# Exercise input
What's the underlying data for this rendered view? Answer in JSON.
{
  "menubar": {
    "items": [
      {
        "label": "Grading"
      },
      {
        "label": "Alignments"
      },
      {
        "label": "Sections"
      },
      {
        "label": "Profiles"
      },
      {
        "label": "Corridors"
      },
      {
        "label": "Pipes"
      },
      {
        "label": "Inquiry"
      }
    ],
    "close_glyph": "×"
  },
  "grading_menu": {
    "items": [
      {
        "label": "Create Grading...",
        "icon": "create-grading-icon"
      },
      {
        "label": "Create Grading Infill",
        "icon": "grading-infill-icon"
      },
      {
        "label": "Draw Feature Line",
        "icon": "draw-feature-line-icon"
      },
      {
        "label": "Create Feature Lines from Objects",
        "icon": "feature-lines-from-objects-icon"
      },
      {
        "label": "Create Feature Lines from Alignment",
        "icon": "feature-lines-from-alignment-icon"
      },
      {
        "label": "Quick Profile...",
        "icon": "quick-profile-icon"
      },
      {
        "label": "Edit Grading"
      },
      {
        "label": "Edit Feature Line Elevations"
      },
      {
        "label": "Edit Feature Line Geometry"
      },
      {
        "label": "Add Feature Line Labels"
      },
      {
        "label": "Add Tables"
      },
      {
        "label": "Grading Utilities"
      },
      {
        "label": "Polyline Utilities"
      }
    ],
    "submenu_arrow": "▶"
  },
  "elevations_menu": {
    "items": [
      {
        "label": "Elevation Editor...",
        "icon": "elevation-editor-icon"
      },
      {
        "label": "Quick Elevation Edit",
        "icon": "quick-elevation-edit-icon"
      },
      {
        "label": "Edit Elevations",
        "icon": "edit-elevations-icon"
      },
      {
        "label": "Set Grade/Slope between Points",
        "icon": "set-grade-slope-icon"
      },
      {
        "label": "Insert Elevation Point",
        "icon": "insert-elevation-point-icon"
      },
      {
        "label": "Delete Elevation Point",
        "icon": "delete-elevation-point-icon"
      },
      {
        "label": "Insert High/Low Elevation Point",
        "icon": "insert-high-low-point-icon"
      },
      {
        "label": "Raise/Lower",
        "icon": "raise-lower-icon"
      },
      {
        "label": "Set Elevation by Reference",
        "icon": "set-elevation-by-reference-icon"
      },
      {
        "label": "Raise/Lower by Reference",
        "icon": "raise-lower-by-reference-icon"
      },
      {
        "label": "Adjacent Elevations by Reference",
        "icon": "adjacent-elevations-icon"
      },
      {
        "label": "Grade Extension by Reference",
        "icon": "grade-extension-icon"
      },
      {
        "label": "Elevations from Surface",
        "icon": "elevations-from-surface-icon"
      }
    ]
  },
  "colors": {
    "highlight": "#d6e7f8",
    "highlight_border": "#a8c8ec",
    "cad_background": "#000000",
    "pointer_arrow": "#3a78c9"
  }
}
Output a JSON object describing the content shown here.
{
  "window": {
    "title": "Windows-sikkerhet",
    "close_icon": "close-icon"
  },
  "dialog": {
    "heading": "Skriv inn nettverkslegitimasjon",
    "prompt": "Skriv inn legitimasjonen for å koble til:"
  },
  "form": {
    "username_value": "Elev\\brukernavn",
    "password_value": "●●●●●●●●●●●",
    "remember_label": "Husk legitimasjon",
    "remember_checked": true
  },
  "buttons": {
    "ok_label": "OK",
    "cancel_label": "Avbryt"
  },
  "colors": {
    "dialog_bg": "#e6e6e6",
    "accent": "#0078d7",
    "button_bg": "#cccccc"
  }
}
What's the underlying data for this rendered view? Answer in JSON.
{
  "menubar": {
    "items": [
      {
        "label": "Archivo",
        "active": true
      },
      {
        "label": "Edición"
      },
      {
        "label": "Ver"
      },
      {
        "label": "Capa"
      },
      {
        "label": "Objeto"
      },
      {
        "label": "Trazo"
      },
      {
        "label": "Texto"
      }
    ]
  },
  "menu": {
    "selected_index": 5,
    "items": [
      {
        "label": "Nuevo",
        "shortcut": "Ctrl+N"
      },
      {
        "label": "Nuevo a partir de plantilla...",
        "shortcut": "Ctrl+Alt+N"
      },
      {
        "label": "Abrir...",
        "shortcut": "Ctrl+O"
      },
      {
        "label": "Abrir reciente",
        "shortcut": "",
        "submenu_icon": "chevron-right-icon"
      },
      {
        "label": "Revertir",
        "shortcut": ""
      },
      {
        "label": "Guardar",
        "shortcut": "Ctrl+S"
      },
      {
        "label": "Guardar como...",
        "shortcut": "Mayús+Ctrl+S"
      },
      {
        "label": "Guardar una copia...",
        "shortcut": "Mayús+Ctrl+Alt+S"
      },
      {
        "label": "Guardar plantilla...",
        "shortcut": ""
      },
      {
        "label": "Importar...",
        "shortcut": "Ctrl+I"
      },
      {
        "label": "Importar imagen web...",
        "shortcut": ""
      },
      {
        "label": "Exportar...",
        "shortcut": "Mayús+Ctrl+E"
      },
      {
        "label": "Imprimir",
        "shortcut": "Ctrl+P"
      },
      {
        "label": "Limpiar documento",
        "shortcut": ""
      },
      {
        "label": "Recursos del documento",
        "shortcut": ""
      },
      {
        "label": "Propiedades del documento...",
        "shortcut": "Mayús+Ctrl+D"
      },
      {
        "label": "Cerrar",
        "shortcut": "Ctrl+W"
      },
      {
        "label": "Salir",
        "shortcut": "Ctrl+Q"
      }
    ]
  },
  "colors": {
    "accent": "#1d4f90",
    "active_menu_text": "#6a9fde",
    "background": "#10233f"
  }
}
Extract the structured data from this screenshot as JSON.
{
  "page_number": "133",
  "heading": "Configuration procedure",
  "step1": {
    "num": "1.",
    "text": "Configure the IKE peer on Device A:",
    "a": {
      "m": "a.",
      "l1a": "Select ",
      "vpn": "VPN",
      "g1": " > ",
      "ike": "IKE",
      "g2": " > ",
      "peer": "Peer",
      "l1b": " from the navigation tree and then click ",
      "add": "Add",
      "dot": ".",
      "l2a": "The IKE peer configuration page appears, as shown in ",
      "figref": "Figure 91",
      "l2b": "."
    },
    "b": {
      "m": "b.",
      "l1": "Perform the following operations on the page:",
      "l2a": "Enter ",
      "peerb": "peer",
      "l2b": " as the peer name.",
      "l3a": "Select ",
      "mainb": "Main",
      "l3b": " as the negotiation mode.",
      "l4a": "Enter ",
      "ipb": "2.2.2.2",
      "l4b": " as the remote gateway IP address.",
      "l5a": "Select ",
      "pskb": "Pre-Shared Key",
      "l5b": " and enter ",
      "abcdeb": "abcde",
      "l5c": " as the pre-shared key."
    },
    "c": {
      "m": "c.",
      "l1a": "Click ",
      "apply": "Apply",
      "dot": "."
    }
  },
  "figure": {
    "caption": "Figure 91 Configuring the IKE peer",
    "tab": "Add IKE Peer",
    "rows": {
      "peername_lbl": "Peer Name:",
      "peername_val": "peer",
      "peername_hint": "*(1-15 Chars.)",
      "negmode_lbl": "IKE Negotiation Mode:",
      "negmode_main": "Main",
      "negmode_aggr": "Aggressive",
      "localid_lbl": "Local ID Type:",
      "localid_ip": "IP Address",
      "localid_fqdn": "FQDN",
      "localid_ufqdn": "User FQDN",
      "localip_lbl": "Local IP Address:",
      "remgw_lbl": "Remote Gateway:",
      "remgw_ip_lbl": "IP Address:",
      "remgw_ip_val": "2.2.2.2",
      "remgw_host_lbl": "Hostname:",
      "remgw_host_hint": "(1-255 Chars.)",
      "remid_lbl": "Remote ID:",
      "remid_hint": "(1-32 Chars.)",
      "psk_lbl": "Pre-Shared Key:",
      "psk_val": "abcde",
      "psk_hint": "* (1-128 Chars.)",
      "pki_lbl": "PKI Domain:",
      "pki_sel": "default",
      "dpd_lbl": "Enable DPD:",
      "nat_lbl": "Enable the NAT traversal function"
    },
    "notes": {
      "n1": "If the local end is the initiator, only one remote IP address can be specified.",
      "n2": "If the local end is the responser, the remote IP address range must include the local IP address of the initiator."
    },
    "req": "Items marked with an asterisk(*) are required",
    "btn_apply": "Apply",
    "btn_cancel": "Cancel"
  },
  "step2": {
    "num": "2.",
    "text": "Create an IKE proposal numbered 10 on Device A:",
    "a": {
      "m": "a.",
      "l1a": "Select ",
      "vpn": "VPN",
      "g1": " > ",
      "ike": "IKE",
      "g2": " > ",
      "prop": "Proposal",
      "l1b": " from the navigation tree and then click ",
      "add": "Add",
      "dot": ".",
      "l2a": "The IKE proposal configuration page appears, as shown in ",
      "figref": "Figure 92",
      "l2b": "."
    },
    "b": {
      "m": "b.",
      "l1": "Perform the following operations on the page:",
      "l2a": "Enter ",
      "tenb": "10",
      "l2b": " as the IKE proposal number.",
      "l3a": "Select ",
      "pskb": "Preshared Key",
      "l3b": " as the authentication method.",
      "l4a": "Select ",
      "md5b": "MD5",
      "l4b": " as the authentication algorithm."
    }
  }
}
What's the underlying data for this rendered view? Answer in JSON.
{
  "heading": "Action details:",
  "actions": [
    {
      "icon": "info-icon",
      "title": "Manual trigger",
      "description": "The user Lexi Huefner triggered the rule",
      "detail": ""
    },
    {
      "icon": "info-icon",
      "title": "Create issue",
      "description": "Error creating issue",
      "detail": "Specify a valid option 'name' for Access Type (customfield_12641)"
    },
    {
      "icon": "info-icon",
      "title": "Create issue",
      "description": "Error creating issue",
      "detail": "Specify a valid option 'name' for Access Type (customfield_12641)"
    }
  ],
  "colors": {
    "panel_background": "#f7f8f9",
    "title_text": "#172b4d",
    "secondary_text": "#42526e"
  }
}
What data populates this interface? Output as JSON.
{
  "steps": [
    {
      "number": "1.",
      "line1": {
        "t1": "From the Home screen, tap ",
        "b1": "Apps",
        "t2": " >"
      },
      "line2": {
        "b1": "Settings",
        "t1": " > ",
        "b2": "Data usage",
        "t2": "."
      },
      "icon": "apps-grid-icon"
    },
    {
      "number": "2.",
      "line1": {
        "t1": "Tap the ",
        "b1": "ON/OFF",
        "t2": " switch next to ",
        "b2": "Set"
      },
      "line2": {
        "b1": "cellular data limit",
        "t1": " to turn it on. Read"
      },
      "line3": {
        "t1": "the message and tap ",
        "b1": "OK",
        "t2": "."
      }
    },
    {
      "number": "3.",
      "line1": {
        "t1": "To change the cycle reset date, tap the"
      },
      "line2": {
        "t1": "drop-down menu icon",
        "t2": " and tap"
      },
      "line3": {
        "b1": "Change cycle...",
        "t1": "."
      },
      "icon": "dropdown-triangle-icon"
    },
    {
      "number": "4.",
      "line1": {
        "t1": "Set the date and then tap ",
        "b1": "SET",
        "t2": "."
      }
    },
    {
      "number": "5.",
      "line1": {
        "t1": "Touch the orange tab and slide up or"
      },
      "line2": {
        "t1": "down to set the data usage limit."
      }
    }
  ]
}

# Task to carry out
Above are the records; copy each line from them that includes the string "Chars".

# Task result
      "peername_hint": "*(1-15 Chars.)",
      "remgw_host_hint": "(1-255 Chars.)",
      "remid_hint": "(1-32 Chars.)",
      "psk_hint": "* (1-128 Chars.)",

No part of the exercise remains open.